● ACTION ITEM
Give back each line below verbatim.

● EXERCISE DATA
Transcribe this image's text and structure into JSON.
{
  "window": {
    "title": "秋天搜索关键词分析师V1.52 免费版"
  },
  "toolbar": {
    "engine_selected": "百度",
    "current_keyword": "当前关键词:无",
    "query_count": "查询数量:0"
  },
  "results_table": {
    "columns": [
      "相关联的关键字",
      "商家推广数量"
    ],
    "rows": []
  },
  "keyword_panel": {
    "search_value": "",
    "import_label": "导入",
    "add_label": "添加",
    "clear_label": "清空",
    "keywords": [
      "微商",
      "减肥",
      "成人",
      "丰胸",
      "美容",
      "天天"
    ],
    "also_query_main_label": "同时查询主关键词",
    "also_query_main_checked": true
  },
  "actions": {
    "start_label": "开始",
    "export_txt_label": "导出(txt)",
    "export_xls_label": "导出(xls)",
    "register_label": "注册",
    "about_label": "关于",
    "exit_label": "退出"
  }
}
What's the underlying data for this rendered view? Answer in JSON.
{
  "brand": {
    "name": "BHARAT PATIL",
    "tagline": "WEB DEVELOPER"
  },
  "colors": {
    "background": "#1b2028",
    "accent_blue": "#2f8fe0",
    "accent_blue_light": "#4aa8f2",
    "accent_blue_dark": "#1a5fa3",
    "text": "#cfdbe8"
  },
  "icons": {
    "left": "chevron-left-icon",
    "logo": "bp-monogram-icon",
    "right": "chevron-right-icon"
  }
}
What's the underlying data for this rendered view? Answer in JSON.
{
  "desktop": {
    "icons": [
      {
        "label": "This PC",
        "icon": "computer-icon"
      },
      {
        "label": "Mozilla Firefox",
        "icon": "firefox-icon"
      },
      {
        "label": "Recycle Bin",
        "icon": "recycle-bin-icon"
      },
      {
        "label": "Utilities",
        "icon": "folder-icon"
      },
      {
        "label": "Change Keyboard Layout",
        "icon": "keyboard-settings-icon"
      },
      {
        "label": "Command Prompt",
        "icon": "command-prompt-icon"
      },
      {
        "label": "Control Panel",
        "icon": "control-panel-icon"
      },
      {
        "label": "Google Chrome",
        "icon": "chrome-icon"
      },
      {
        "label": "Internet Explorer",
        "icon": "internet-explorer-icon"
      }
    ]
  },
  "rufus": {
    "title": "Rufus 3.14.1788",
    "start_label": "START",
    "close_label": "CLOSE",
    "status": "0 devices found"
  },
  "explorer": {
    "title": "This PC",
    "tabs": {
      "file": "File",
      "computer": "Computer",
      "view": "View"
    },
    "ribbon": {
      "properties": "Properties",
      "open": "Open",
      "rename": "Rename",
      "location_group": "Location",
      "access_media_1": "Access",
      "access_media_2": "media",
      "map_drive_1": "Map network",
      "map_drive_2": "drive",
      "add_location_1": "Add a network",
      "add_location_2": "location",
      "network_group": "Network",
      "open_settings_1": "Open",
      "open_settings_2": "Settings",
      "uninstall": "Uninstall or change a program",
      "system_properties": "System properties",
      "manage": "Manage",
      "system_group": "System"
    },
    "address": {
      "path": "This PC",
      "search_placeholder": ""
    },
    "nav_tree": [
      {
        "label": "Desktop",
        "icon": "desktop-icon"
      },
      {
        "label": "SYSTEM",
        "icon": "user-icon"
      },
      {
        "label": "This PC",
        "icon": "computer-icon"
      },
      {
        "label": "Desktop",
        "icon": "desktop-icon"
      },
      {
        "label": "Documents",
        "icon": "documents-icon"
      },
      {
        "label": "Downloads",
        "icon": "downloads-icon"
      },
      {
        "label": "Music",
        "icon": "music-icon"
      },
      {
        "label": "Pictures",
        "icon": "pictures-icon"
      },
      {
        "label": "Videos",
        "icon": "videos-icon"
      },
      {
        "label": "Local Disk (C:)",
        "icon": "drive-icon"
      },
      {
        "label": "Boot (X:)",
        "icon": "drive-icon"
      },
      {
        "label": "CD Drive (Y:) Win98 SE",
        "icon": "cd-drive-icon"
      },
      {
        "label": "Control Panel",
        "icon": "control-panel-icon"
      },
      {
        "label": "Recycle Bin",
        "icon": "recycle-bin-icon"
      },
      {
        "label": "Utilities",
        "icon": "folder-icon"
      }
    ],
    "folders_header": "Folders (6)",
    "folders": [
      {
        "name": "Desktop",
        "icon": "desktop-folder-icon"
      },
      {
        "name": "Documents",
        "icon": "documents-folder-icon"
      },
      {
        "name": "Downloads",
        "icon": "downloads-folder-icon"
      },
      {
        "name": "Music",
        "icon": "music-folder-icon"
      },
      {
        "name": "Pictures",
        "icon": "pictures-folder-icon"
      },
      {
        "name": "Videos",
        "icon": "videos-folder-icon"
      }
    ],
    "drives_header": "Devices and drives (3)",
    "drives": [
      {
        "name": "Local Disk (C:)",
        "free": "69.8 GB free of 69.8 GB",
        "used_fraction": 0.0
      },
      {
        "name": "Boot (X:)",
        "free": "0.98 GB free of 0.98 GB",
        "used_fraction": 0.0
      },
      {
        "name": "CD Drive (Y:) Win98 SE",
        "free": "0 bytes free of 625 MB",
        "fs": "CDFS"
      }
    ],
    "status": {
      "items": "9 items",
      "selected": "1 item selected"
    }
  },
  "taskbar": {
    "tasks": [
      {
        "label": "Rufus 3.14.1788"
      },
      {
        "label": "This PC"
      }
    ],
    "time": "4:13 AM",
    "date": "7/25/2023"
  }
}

● EXPECTED ANSWER
Transcribe this image's text and structure into JSON.
{
  "window": {
    "title": "秋天搜索关键词分析师V1.52 免费版"
  },
  "toolbar": {
    "engine_selected": "百度",
    "current_keyword": "当前关键词:无",
    "query_count": "查询数量:0"
  },
  "results_table": {
    "columns": [
      "相关联的关键字",
      "商家推广数量"
    ],
    "rows": []
  },
  "keyword_panel": {
    "search_value": "",
    "import_label": "导入",
    "add_label": "添加",
    "clear_label": "清空",
    "keywords": [
      "微商",
      "减肥",
      "成人",
      "丰胸",
      "美容",
      "天天"
    ],
    "also_query_main_label": "同时查询主关键词",
    "also_query_main_checked": true
  },
  "actions": {
    "start_label": "开始",
    "export_txt_label": "导出(txt)",
    "export_xls_label": "导出(xls)",
    "register_label": "注册",
    "about_label": "关于",
    "exit_label": "退出"
  }
}
What's the underlying data for this rendered view? Answer in JSON.
{
  "brand": {
    "name": "BHARAT PATIL",
    "tagline": "WEB DEVELOPER"
  },
  "colors": {
    "background": "#1b2028",
    "accent_blue": "#2f8fe0",
    "accent_blue_light": "#4aa8f2",
    "accent_blue_dark": "#1a5fa3",
    "text": "#cfdbe8"
  },
  "icons": {
    "left": "chevron-left-icon",
    "logo": "bp-monogram-icon",
    "right": "chevron-right-icon"
  }
}
What's the underlying data for this rendered view? Answer in JSON.
{
  "desktop": {
    "icons": [
      {
        "label": "This PC",
        "icon": "computer-icon"
      },
      {
        "label": "Mozilla Firefox",
        "icon": "firefox-icon"
      },
      {
        "label": "Recycle Bin",
        "icon": "recycle-bin-icon"
      },
      {
        "label": "Utilities",
        "icon": "folder-icon"
      },
      {
        "label": "Change Keyboard Layout",
        "icon": "keyboard-settings-icon"
      },
      {
        "label": "Command Prompt",
        "icon": "command-prompt-icon"
      },
      {
        "label": "Control Panel",
        "icon": "control-panel-icon"
      },
      {
        "label": "Google Chrome",
        "icon": "chrome-icon"
      },
      {
        "label": "Internet Explorer",
        "icon": "internet-explorer-icon"
      }
    ]
  },
  "rufus": {
    "title": "Rufus 3.14.1788",
    "start_label": "START",
    "close_label": "CLOSE",
    "status": "0 devices found"
  },
  "explorer": {
    "title": "This PC",
    "tabs": {
      "file": "File",
      "computer": "Computer",
      "view": "View"
    },
    "ribbon": {
      "properties": "Properties",
      "open": "Open",
      "rename": "Rename",
      "location_group": "Location",
      "access_media_1": "Access",
      "access_media_2": "media",
      "map_drive_1": "Map network",
      "map_drive_2": "drive",
      "add_location_1": "Add a network",
      "add_location_2": "location",
      "network_group": "Network",
      "open_settings_1": "Open",
      "open_settings_2": "Settings",
      "uninstall": "Uninstall or change a program",
      "system_properties": "System properties",
      "manage": "Manage",
      "system_group": "System"
    },
    "address": {
      "path": "This PC",
      "search_placeholder": ""
    },
    "nav_tree": [
      {
        "label": "Desktop",
        "icon": "desktop-icon"
      },
      {
        "label": "SYSTEM",
        "icon": "user-icon"
      },
      {
        "label": "This PC",
        "icon": "computer-icon"
      },
      {
        "label": "Desktop",
        "icon": "desktop-icon"
      },
      {
        "label": "Documents",
        "icon": "documents-icon"
      },
      {
        "label": "Downloads",
        "icon": "downloads-icon"
      },
      {
        "label": "Music",
        "icon": "music-icon"
      },
      {
        "label": "Pictures",
        "icon": "pictures-icon"
      },
      {
        "label": "Videos",
        "icon": "videos-icon"
      },
      {
        "label": "Local Disk (C:)",
        "icon": "drive-icon"
      },
      {
        "label": "Boot (X:)",
        "icon": "drive-icon"
      },
      {
        "label": "CD Drive (Y:) Win98 SE",
        "icon": "cd-drive-icon"
      },
      {
        "label": "Control Panel",
        "icon": "control-panel-icon"
      },
      {
        "label": "Recycle Bin",
        "icon": "recycle-bin-icon"
      },
      {
        "label": "Utilities",
        "icon": "folder-icon"
      }
    ],
    "folders_header": "Folders (6)",
    "folders": [
      {
        "name": "Desktop",
        "icon": "desktop-folder-icon"
      },
      {
        "name": "Documents",
        "icon": "documents-folder-icon"
      },
      {
        "name": "Downloads",
        "icon": "downloads-folder-icon"
      },
      {
        "name": "Music",
        "icon": "music-folder-icon"
      },
      {
        "name": "Pictures",
        "icon": "pictures-folder-icon"
      },
      {
        "name": "Videos",
        "icon": "videos-folder-icon"
      }
    ],
    "drives_header": "Devices and drives (3)",
    "drives": [
      {
        "name": "Local Disk (C:)",
        "free": "69.8 GB free of 69.8 GB",
        "used_fraction": 0.0
      },
      {
        "name": "Boot (X:)",
        "free": "0.98 GB free of 0.98 GB",
        "used_fraction": 0.0
      },
      {
        "name": "CD Drive (Y:) Win98 SE",
        "free": "0 bytes free of 625 MB",
        "fs": "CDFS"
      }
    ],
    "status": {
      "items": "9 items",
      "selected": "1 item selected"
    }
  },
  "taskbar": {
    "tasks": [
      {
        "label": "Rufus 3.14.1788"
      },
      {
        "label": "This PC"
      }
    ],
    "time": "4:13 AM",
    "date": "7/25/2023"
  }
}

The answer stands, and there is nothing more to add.